Acquired from Deborah Warner
This overdress is part of a small group of dresses, mainly dating from the 1870s, originally belonging to antique collector and dealer Roger Warner, father of Deborah Warner, the theatre and opera director. Warner, who owned an antiques shop in the Oxfordshire town of Burford took advantage of the low value placed upon historic textiles and garments, seen as unfashionable and commonplace, in the years before and after the Second World War, when the contents of many country houses were being dispersed at auction. Through these house sales he was able to acquire a large and varied number of 17th, 18th and 19th Century dress and furnishing textiles, many of which he subsequently donated to Temple Newson House in Leeds.

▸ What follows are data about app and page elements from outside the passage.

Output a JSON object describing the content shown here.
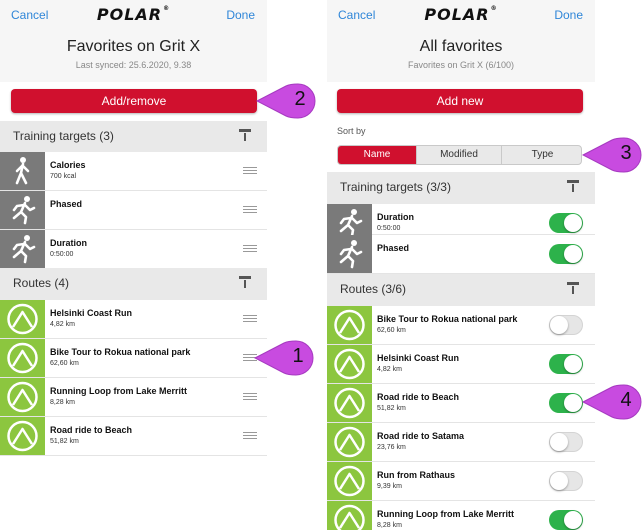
{
  "left": {
    "nav": {
      "cancel": "Cancel",
      "logo": "POLAR",
      "done": "Done"
    },
    "header": {
      "title": "Favorites on Grit X",
      "subtitle": "Last synced: 25.6.2020, 9.38"
    },
    "action_button": "Add/remove",
    "training_section": {
      "title": "Training targets (3)",
      "items": [
        {
          "name": "Calories",
          "sub": "700 kcal",
          "icon": "walking-person-icon"
        },
        {
          "name": "Phased",
          "sub": "",
          "icon": "running-person-icon"
        },
        {
          "name": "Duration",
          "sub": "0:50:00",
          "icon": "running-person-icon"
        }
      ]
    },
    "routes_section": {
      "title": "Routes (4)",
      "items": [
        {
          "name": "Helsinki Coast Run",
          "sub": "4,82 km",
          "icon": "route-icon"
        },
        {
          "name": "Bike Tour to Rokua national park",
          "sub": "62,60 km",
          "icon": "route-icon"
        },
        {
          "name": "Running Loop from Lake Merritt",
          "sub": "8,28 km",
          "icon": "route-icon"
        },
        {
          "name": "Road ride to Beach",
          "sub": "51,82 km",
          "icon": "route-icon"
        }
      ]
    }
  },
  "right": {
    "nav": {
      "cancel": "Cancel",
      "logo": "POLAR",
      "done": "Done"
    },
    "header": {
      "title": "All favorites",
      "subtitle": "Favorites on Grit X (6/100)"
    },
    "action_button": "Add new",
    "sort": {
      "label": "Sort by",
      "options": [
        "Name",
        "Modified",
        "Type"
      ],
      "selected": "Name"
    },
    "training_section": {
      "title": "Training targets (3/3)",
      "items": [
        {
          "name": "Duration",
          "sub": "0:50:00",
          "enabled": true,
          "icon": "running-person-icon"
        },
        {
          "name": "Phased",
          "sub": "",
          "enabled": true,
          "icon": "running-person-icon"
        }
      ]
    },
    "routes_section": {
      "title": "Routes (3/6)",
      "items": [
        {
          "name": "Bike Tour to Rokua national park",
          "sub": "62,60 km",
          "enabled": false,
          "icon": "route-icon"
        },
        {
          "name": "Helsinki Coast Run",
          "sub": "4,82 km",
          "enabled": true,
          "icon": "route-icon"
        },
        {
          "name": "Road ride to Beach",
          "sub": "51,82 km",
          "enabled": true,
          "icon": "route-icon"
        },
        {
          "name": "Road ride to Satama",
          "sub": "23,76 km",
          "enabled": false,
          "icon": "route-icon"
        },
        {
          "name": "Run from Rathaus",
          "sub": "9,39 km",
          "enabled": false,
          "icon": "route-icon"
        },
        {
          "name": "Running Loop from Lake Merritt",
          "sub": "8,28 km",
          "enabled": true,
          "icon": "route-icon"
        }
      ]
    }
  },
  "callouts": [
    "1",
    "2",
    "3",
    "4"
  ],
  "colors": {
    "brand_red": "#d0102e",
    "toggle_on": "#2db24b",
    "route_tile": "#8cc63f",
    "training_tile": "#7a7a7a",
    "callout": "#c84be0",
    "link": "#2f86d8"
  }
}
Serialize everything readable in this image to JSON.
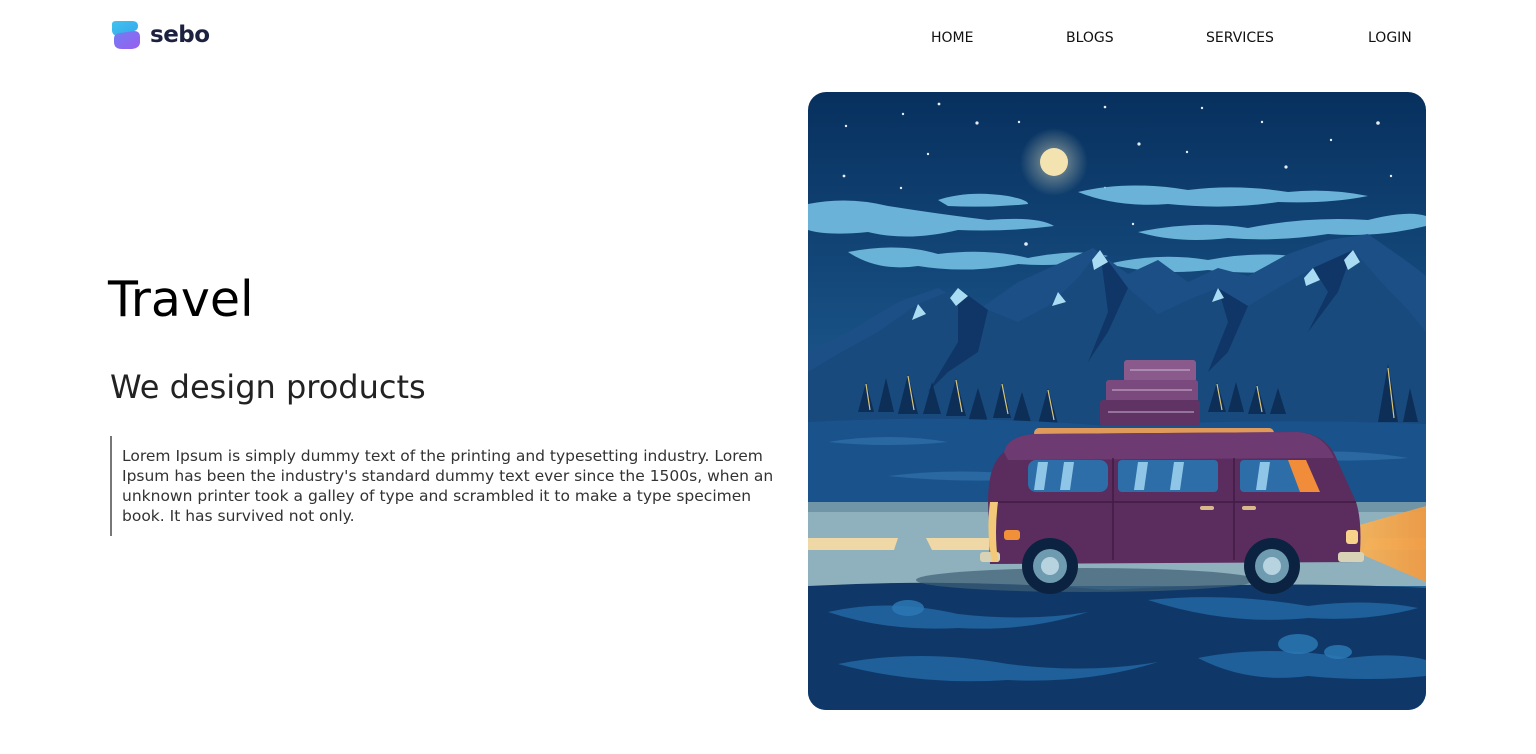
{
  "header": {
    "logo": {
      "text": "sebo",
      "icon": "sebo-logo-mark-icon",
      "colors": {
        "top": "#38b6ec",
        "bottom": "#8e5cf0",
        "text": "#1d2140"
      }
    },
    "nav": [
      {
        "id": "home",
        "label": "HOME"
      },
      {
        "id": "blogs",
        "label": "BLOGS"
      },
      {
        "id": "services",
        "label": "SERVICES"
      },
      {
        "id": "login",
        "label": "LOGIN"
      }
    ]
  },
  "hero": {
    "title": "Travel",
    "subtitle": "We design products",
    "description": "Lorem Ipsum is simply dummy text of the printing and typesetting industry. Lorem Ipsum has been the industry's standard dummy text ever since the 1500s, when an unknown printer took a galley of type and scrambled it to make a type specimen book. It has survived not only.",
    "accent_border_color": "#777777"
  },
  "illustration": {
    "subject": "night-road-trip-van-illustration",
    "colors": {
      "sky": "#0b3a6b",
      "moon": "#f3e3b0",
      "mountains": "#1b4f86",
      "van": "#5a2d5e",
      "road": "#8fb0bd",
      "headlight": "#f0a24a",
      "ground": "#0f3868"
    }
  }
}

The overdress’s fashionable line, the quality of its silk, woven with vertical bands of delicate flowers, its trimming of blond lace, intricately pieced ribbon at the cuffs, and decorative metal buttons point to its wearer coming from an affluent family living in a country house, the contents of which were auctioned in the 20th Century. The striped silk accentuates its long line, following the shape of the corseted body down without a waist seam in the contemporary mode, its centre back panel foreshadowing the return of the bustle in the coming years. It is likely to have been worn with a matching skirt that was pleated around the hem.